Could you output, word for word, only the lines from the line with "Enumerate this screenshot's" to the end of the entries, including both ends? Omit the pictures.

◆ Input data ◆
--
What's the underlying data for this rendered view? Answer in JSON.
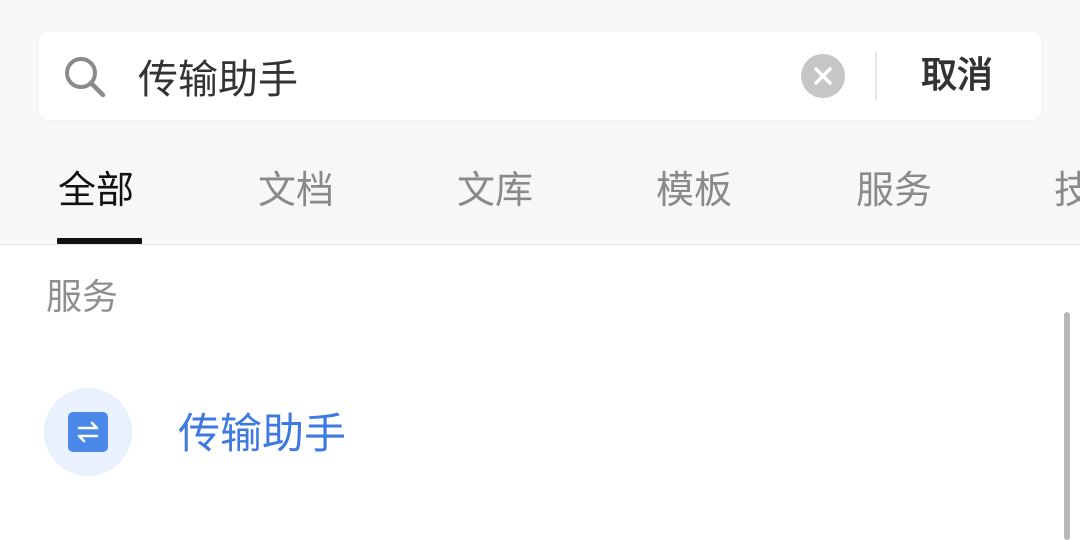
{
  "search": {
    "value": "传输助手",
    "cancel_label": "取消",
    "search_icon": "search-icon",
    "clear_icon": "close-icon"
  },
  "tabs": [
    {
      "label": "全部",
      "active": true
    },
    {
      "label": "文档",
      "active": false
    },
    {
      "label": "文库",
      "active": false
    },
    {
      "label": "模板",
      "active": false
    },
    {
      "label": "服务",
      "active": false
    },
    {
      "label": "技",
      "active": false
    }
  ],
  "sections": [
    {
      "title": "服务",
      "items": [
        {
          "label": "传输助手",
          "icon": "transfer-icon"
        }
      ]
    }
  ],
  "colors": {
    "accent": "#3f7ae0",
    "icon_bg": "#e8f1fd",
    "icon_fill": "#4a88ea",
    "tab_inactive": "#8a8a8a",
    "tab_active": "#111111"
  }
}
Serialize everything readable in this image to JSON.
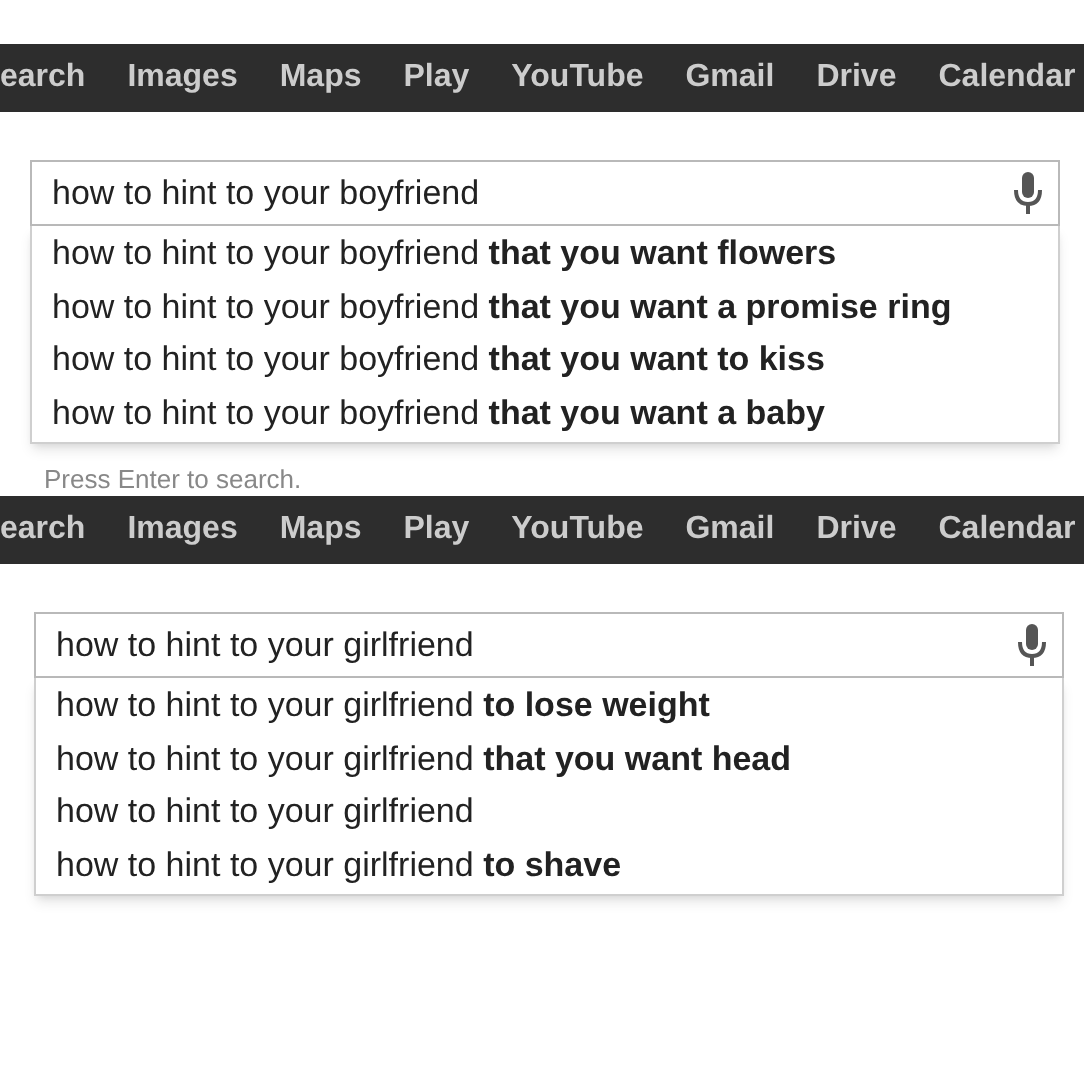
{
  "panels": [
    {
      "nav": [
        "earch",
        "Images",
        "Maps",
        "Play",
        "YouTube",
        "Gmail",
        "Drive",
        "Calendar"
      ],
      "query": "how to hint to your boyfriend",
      "suggestions": [
        "how to hint to your boyfriend **that you want flowers**",
        "how to hint to your boyfriend **that you want a promise ring**",
        "how to hint to your boyfriend **that you want to kiss**",
        "how to hint to your boyfriend **that you want a baby**"
      ],
      "hint": "Press Enter to search."
    },
    {
      "nav": [
        "earch",
        "Images",
        "Maps",
        "Play",
        "YouTube",
        "Gmail",
        "Drive",
        "Calendar"
      ],
      "query": "how to hint to your girlfriend",
      "suggestions": [
        "how to hint to your girlfriend **to lose weight**",
        "how to hint to your girlfriend **that you want head**",
        "how to hint to your girlfriend",
        "how to hint to your girlfriend **to shave**"
      ]
    }
  ]
}
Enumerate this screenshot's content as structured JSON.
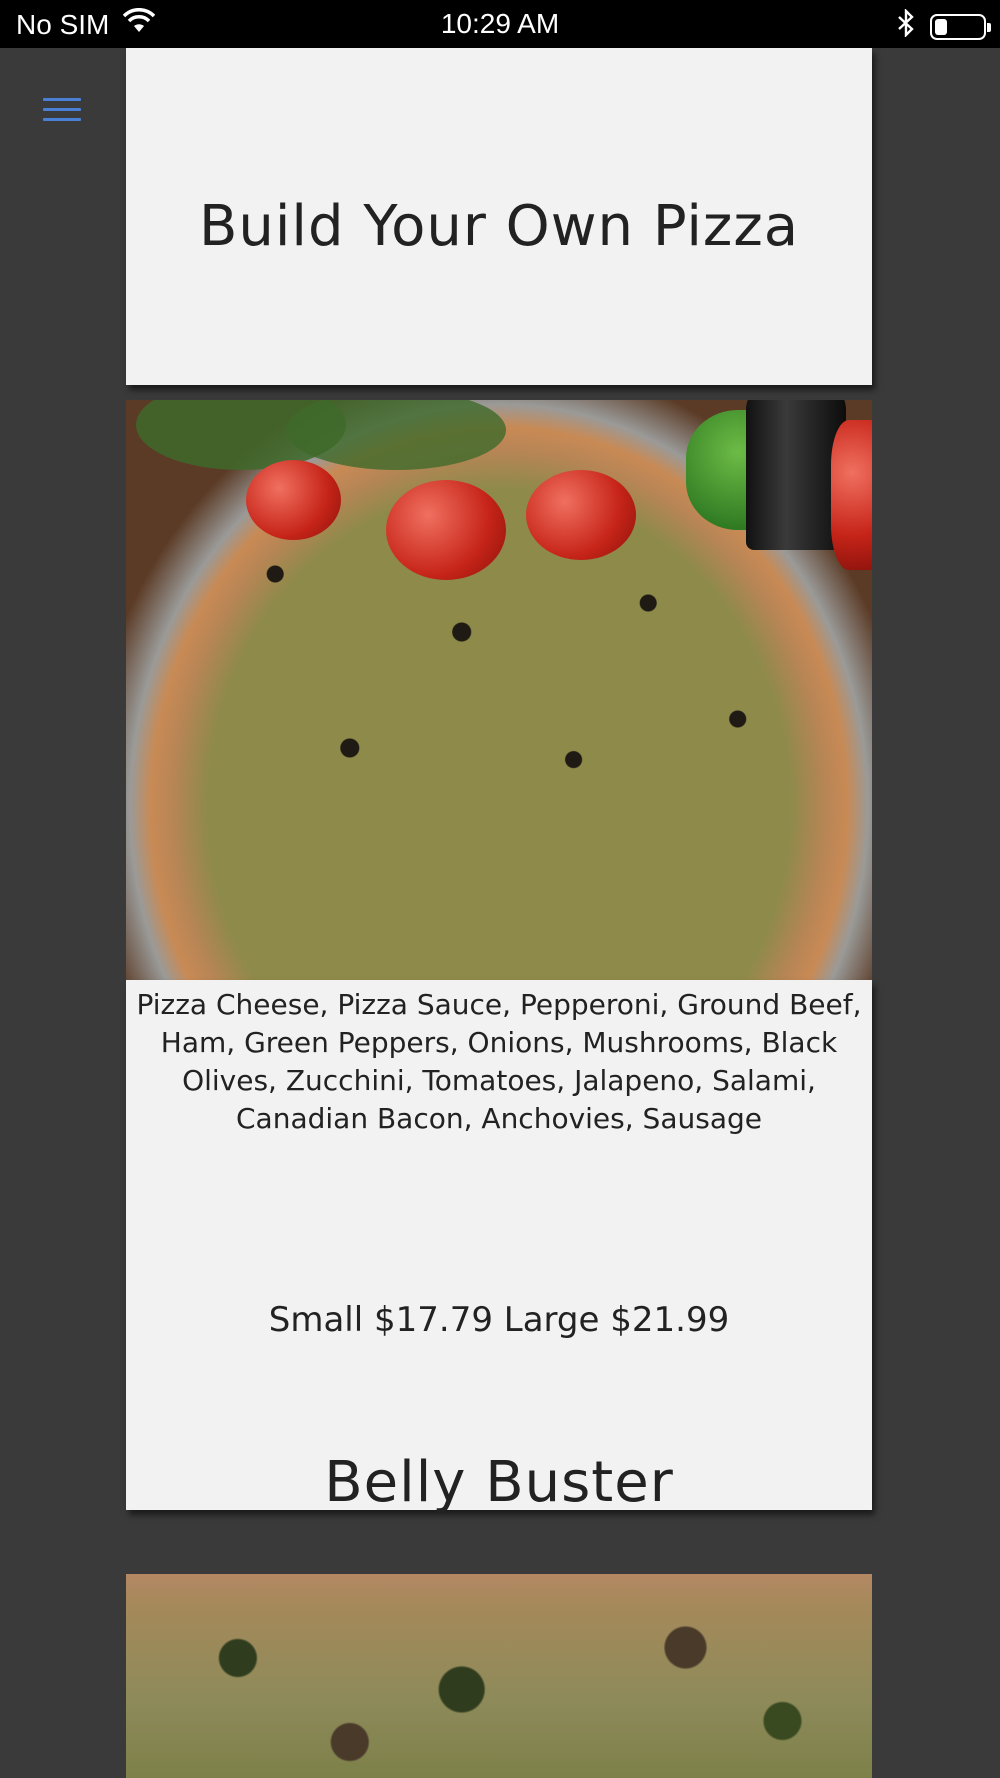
{
  "status_bar": {
    "carrier": "No SIM",
    "time": "10:29 AM",
    "battery_level": 0.25
  },
  "icons": {
    "menu": "hamburger-menu-icon",
    "wifi": "wifi-icon",
    "bluetooth": "bluetooth-icon",
    "battery": "battery-icon"
  },
  "colors": {
    "menu_accent": "#4a7fd6",
    "page_background": "#3a3a3a",
    "card_background": "#f2f2f2"
  },
  "menu_items": [
    {
      "title": "Build Your Own Pizza",
      "photo": "pizza-photo",
      "description": "Pizza Cheese, Pizza Sauce, Pepperoni, Ground Beef, Ham, Green Peppers, Onions, Mushrooms, Black Olives, Zucchini, Tomatoes, Jalapeno, Salami, Canadian Bacon, Anchovies, Sausage",
      "prices": "Small $17.79  Large $21.99"
    },
    {
      "title": "Belly Buster",
      "photo": "pizza-photo"
    }
  ]
}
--
◆ Answer section ◆
Enumerate this screenshot's content as structured JSON.
{
  "status_bar": {
    "carrier": "No SIM",
    "time": "10:29 AM",
    "battery_level": 0.25
  },
  "icons": {
    "menu": "hamburger-menu-icon",
    "wifi": "wifi-icon",
    "bluetooth": "bluetooth-icon",
    "battery": "battery-icon"
  },
  "colors": {
    "menu_accent": "#4a7fd6",
    "page_background": "#3a3a3a",
    "card_background": "#f2f2f2"
  },
  "menu_items": [
    {
      "title": "Build Your Own Pizza",
      "photo": "pizza-photo",
      "description": "Pizza Cheese, Pizza Sauce, Pepperoni, Ground Beef, Ham, Green Peppers, Onions, Mushrooms, Black Olives, Zucchini, Tomatoes, Jalapeno, Salami, Canadian Bacon, Anchovies, Sausage",
      "prices": "Small $17.79  Large $21.99"
    },
    {
      "title": "Belly Buster",
      "photo": "pizza-photo"
    }
  ]
}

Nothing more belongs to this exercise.